Source records
= Beginning of Section =

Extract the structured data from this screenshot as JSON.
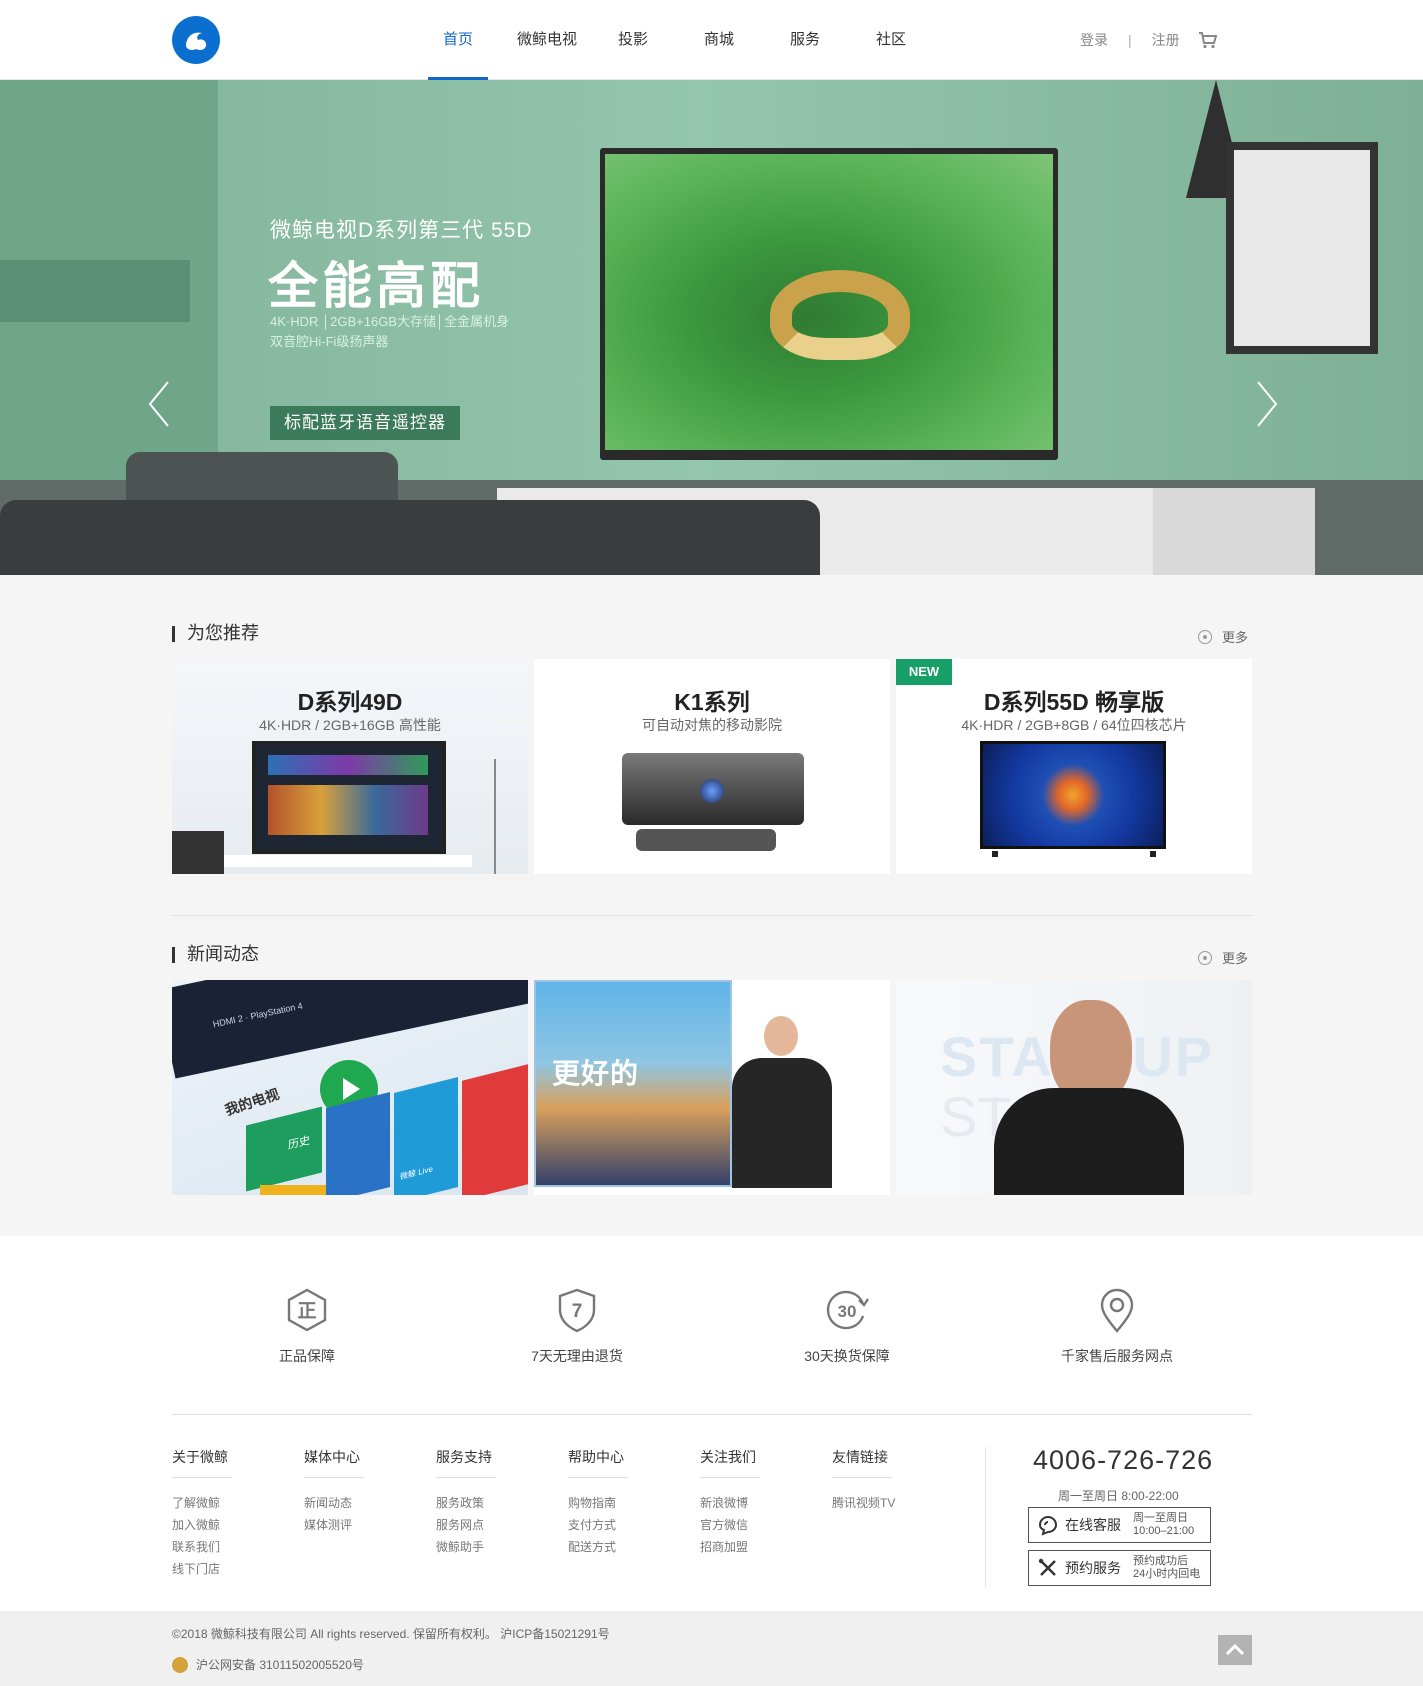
{
  "header": {
    "nav": [
      {
        "label": "首页",
        "active": true
      },
      {
        "label": "微鲸电视",
        "active": false
      },
      {
        "label": "投影",
        "active": false
      },
      {
        "label": "商城",
        "active": false
      },
      {
        "label": "服务",
        "active": false
      },
      {
        "label": "社区",
        "active": false
      }
    ],
    "login": "登录",
    "separator": "|",
    "register": "注册",
    "accent_color": "#1565c8"
  },
  "hero": {
    "subtitle": "微鲸电视D系列第三代 55D",
    "title": "全能高配",
    "spec_line1": "4K·HDR │2GB+16GB大存储│全金属机身",
    "spec_line2": "双音腔Hi-Fi级扬声器",
    "badge": "标配蓝牙语音遥控器",
    "slide_count": 6,
    "active_slide": 2
  },
  "recommend": {
    "title": "为您推荐",
    "more": "更多",
    "cards": [
      {
        "title": "D系列49D",
        "subtitle": "4K·HDR / 2GB+16GB 高性能",
        "badge": ""
      },
      {
        "title": "K1系列",
        "subtitle": "可自动对焦的移动影院",
        "badge": ""
      },
      {
        "title": "D系列55D 畅享版",
        "subtitle": "4K·HDR / 2GB+8GB / 64位四核芯片",
        "badge": "NEW"
      }
    ],
    "badge_color": "#16a068"
  },
  "news": {
    "title": "新闻动态",
    "more": "更多",
    "items": [
      {
        "texts": [
          "HDMI 2 · PlayStation 4",
          "我的电视",
          "历史",
          "微鲸 Live"
        ]
      },
      {
        "texts": [
          "更好的"
        ]
      },
      {
        "texts": [
          "STARTUP",
          "ST"
        ]
      }
    ]
  },
  "services": [
    {
      "icon": "genuine-icon",
      "glyph": "正",
      "label": "正品保障"
    },
    {
      "icon": "return-7-day-icon",
      "glyph": "7",
      "label": "7天无理由退货"
    },
    {
      "icon": "exchange-30-day-icon",
      "glyph": "30",
      "label": "30天换货保障"
    },
    {
      "icon": "location-pin-icon",
      "glyph": "",
      "label": "千家售后服务网点"
    }
  ],
  "footer": {
    "columns": [
      {
        "heading": "关于微鲸",
        "links": [
          "了解微鲸",
          "加入微鲸",
          "联系我们",
          "线下门店"
        ]
      },
      {
        "heading": "媒体中心",
        "links": [
          "新闻动态",
          "媒体测评"
        ]
      },
      {
        "heading": "服务支持",
        "links": [
          "服务政策",
          "服务网点",
          "微鲸助手"
        ]
      },
      {
        "heading": "帮助中心",
        "links": [
          "购物指南",
          "支付方式",
          "配送方式"
        ]
      },
      {
        "heading": "关注我们",
        "links": [
          "新浪微博",
          "官方微信",
          "招商加盟"
        ]
      },
      {
        "heading": "友情链接",
        "links": [
          "腾讯视频TV"
        ]
      }
    ],
    "phone": "4006-726-726",
    "hours": "周一至周日 8:00-22:00",
    "online_service": {
      "label": "在线客服",
      "sub1": "周一至周日",
      "sub2": "10:00–21:00"
    },
    "booking_service": {
      "label": "预约服务",
      "sub1": "预约成功后",
      "sub2": "24小时内回电"
    }
  },
  "bottom": {
    "copyright": "©2018 微鲸科技有限公司 All rights reserved. 保留所有权利。 沪ICP备15021291号",
    "beian": "沪公网安备 31011502005520号"
  }
}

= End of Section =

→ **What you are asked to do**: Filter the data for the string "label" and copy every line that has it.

→ **Result of this task**:
        "label": "首页",
        "label": "微鲸电视",
        "label": "投影",
        "label": "商城",
        "label": "服务",
        "label": "社区",
      "label": "正品保障"
      "label": "7天无理由退货"
      "label": "30天换货保障"
      "label": "千家售后服务网点"
      "label": "在线客服",
      "label": "预约服务",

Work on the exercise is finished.